Angolan refugees being repatriated to their homelands. ICRC are sponsoring and
funding this programme as part of the UNHCR sponsored repatriation process.
There are 11,000 Angolan refugees in Namibia and it is planned that they will be
repatriated by 2005.
Namibia will also continue to sponsor its own mine and UXO awareness campaign.
Objective 4: Victim Assistance
Namibia will continue to provide victim assistance to landmine survivors as part of
the national health system.
4. IMPLEMENTATION MECHANISMS
Namibia chose not to follow the international norm of a National Mine Action
Authority and a National Mine Action Centre. Cabinet tasked extant government
departments with responsibilities according to their specialties:
NDF to clear all known minefields.
Nambian Police with the responsibility for UXO.
The Ministry of Information and Broadcasting to develop and implement a
Namibia Mine Awareness Campaign.
Victim assistance to be provided through the national health system.
The National Demining Liaison Committee was later established to coordinate the
government response to the landmine problem in Namibia and to link mine action to
national development. The Committee was chaired by the Minister of Defence.
The National Demining Liaison Committee met on a regular basis. The Committee
has now ceased to meet as the mine problem in Namibia has been resolved to the
extent where such a national focus is no longer required.
The NDF continue to maintain a Landmine Focal Point who reports to the
Permanent Secretary of the Ministry of Defence.
The Namibian Police Force has established seven Regional Coordination Centres to
aid in the resolution of the UXO problem.
Namibia will continue to participate in the SADC mine action committee.
5. IMPLEMENTATION PLAN 2005-2009
Strategic Objectives 1 and 2 will be managed internally from within the resources of
the Government of Namibia and require no further reporting.
Strategic Objective 3 will be managed by the ICRC for mine risk education for the
refugees and requires no further reporting here. UXO/mine awareness targeted at
Namibia citizens will be managed internally from within the resources of the
Government of Namibia and requires no further reporting here.
Strategic Objective 4 will be implemented by the Ministry of Health under the
auspices of the national health system.

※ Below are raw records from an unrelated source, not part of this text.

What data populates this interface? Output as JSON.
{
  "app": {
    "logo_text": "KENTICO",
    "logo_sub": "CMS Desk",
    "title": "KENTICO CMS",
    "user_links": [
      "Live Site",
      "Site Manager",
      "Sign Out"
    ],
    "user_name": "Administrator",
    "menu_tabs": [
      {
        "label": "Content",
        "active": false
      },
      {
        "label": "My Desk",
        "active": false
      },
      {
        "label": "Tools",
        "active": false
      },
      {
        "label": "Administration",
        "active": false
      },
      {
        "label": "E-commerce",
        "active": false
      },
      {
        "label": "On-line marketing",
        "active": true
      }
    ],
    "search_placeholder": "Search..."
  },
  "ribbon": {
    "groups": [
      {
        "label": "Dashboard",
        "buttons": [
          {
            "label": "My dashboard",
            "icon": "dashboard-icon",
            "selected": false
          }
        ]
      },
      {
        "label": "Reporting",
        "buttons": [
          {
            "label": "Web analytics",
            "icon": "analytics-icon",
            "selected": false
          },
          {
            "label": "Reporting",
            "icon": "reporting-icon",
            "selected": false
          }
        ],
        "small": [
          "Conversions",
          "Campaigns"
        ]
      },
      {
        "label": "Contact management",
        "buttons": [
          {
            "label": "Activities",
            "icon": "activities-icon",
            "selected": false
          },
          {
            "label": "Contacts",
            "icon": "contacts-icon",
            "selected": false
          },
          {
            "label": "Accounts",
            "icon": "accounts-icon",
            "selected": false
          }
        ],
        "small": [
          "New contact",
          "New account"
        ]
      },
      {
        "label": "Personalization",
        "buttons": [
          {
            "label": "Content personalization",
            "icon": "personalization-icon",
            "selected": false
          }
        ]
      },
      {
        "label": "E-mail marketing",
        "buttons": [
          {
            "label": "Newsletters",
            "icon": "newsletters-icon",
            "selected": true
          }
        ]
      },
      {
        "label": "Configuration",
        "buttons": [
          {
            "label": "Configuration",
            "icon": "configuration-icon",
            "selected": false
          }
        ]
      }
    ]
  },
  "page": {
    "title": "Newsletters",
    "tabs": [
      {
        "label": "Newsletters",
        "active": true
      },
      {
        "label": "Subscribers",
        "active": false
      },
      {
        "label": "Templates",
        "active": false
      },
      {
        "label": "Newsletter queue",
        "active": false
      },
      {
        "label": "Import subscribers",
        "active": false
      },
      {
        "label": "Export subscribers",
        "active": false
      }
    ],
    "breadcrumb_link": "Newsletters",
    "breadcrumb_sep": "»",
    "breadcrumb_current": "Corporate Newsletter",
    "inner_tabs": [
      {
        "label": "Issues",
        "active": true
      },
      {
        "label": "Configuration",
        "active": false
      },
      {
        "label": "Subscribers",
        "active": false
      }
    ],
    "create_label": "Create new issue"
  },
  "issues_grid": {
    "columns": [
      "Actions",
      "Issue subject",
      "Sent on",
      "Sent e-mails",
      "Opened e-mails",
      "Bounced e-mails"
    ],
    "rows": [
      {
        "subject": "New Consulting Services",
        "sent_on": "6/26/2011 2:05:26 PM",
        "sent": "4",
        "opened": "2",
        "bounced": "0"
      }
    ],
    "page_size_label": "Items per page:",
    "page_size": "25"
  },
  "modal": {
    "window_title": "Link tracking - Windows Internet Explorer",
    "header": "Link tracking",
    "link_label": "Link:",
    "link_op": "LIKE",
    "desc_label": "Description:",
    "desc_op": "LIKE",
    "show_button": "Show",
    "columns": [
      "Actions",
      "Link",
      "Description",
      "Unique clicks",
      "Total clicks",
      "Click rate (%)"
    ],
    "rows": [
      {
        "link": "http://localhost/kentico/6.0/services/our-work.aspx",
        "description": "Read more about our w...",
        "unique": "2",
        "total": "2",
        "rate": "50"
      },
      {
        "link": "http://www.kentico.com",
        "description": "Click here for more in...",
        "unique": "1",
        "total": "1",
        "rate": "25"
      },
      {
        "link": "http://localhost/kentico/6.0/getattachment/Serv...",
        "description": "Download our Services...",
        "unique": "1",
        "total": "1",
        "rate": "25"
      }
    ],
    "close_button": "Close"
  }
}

If donor assistance is required, then the
Ministry of Health will sponsor this requirement.